**MDPI and ACS Style**

Sayeed Ahmed, G.M.; Algarni, S.
Design, Development and FE Thermal Analysis of a Radially Grooved Brake Disc Developed through Direct Metal Laser Sintering. *Materials* **2018**, *11*, 1211.
https://doi.org/10.3390/ma11071211

**AMA Style**

Sayeed Ahmed GM, Algarni S.
Design, Development and FE Thermal Analysis of a Radially Grooved Brake Disc Developed through Direct Metal Laser Sintering. *Materials*. 2018; 11(7):1211.
https://doi.org/10.3390/ma11071211

**Chicago/Turabian Style**
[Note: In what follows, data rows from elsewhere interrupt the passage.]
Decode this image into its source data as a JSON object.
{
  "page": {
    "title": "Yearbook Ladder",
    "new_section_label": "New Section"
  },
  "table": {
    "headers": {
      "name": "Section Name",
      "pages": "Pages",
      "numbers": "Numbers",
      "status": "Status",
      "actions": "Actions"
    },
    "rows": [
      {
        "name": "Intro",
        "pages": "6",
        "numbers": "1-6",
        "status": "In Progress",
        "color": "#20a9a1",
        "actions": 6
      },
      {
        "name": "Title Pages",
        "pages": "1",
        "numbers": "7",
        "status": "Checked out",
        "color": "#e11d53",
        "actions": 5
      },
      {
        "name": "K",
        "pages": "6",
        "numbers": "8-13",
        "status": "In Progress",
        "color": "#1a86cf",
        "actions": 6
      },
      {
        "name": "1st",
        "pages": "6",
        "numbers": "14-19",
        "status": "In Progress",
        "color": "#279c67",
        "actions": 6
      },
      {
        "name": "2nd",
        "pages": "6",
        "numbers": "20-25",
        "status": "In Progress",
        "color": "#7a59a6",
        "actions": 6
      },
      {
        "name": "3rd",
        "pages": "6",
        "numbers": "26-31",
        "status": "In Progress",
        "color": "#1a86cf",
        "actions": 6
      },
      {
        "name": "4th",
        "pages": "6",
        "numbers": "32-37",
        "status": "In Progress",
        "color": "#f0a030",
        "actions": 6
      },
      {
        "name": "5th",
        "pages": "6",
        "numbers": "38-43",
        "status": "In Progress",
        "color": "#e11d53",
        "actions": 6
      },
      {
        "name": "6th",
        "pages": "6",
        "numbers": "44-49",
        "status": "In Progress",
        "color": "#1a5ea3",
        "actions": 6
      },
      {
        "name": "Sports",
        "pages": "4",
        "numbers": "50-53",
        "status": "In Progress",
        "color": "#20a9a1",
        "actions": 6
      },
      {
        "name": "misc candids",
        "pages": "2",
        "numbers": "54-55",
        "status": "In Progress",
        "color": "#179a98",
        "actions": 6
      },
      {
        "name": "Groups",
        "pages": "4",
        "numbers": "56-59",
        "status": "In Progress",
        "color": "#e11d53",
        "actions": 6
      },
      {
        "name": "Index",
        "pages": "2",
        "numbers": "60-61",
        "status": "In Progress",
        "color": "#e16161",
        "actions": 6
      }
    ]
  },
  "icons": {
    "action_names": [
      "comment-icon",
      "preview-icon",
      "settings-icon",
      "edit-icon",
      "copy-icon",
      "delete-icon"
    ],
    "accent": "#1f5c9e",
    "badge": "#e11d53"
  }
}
Sayeed Ahmed, Gulam Mohammed, and Salem Algarni.
2018. "Design, Development and FE Thermal Analysis of a Radially Grooved Brake Disc Developed through Direct Metal Laser Sintering" *Materials* 11, no. 7: 1211.
https://doi.org/10.3390/ma11071211